**Task instructions**.
Copy out each line below containing "length".

**Given information**.
++++++

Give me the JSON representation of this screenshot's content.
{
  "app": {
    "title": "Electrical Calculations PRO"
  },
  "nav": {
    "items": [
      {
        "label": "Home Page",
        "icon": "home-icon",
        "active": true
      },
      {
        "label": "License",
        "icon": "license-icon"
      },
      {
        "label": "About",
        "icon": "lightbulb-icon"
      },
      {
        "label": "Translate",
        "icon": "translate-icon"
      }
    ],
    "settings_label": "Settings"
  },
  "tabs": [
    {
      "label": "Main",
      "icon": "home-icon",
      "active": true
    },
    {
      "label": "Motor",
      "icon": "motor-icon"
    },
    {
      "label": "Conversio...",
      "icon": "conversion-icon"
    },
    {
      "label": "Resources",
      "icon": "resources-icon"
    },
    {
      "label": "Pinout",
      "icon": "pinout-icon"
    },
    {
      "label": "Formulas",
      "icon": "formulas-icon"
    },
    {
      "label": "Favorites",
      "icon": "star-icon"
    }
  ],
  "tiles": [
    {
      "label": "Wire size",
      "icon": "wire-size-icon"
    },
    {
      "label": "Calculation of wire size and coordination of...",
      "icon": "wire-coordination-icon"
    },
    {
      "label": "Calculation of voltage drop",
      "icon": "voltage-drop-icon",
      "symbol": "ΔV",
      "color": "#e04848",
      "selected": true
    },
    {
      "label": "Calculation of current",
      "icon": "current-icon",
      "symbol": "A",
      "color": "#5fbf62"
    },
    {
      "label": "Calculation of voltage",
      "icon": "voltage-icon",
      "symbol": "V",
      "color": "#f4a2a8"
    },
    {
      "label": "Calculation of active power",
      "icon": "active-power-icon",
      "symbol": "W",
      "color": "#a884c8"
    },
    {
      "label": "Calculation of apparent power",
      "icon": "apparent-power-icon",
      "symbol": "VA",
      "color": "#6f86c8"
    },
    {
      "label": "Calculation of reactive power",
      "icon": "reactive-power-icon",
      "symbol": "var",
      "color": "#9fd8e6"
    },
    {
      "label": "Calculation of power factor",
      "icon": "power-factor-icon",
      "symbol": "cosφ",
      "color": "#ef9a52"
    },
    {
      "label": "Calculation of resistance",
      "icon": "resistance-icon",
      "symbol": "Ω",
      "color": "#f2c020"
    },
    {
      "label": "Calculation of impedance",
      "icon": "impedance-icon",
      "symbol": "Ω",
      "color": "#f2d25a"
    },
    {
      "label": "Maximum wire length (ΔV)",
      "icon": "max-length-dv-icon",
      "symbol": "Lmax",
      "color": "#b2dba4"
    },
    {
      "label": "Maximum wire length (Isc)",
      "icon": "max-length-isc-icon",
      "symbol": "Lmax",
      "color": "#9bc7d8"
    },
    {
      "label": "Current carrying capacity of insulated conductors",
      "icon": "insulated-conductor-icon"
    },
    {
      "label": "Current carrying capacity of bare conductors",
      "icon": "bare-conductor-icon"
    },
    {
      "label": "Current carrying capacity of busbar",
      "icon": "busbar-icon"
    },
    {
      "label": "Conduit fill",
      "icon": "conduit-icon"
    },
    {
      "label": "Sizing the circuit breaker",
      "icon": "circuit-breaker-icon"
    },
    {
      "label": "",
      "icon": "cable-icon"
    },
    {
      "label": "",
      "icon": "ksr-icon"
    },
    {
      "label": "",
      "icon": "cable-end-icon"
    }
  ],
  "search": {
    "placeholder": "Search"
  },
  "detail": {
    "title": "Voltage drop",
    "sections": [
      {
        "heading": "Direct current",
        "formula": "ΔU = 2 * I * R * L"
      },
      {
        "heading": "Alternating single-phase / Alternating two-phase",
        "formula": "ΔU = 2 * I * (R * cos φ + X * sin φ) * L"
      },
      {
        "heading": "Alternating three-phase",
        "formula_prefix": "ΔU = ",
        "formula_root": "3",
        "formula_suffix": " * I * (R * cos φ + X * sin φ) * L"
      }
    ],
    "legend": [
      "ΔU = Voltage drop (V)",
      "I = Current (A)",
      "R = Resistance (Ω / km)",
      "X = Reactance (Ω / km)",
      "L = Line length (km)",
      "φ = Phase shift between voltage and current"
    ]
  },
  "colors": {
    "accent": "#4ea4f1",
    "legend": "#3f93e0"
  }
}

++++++

**Exercise result**.
      "label": "Maximum wire length (ΔV)",
      "icon": "max-length-dv-icon",
      "label": "Maximum wire length (Isc)",
      "icon": "max-length-isc-icon",
      "L = Line length (km)",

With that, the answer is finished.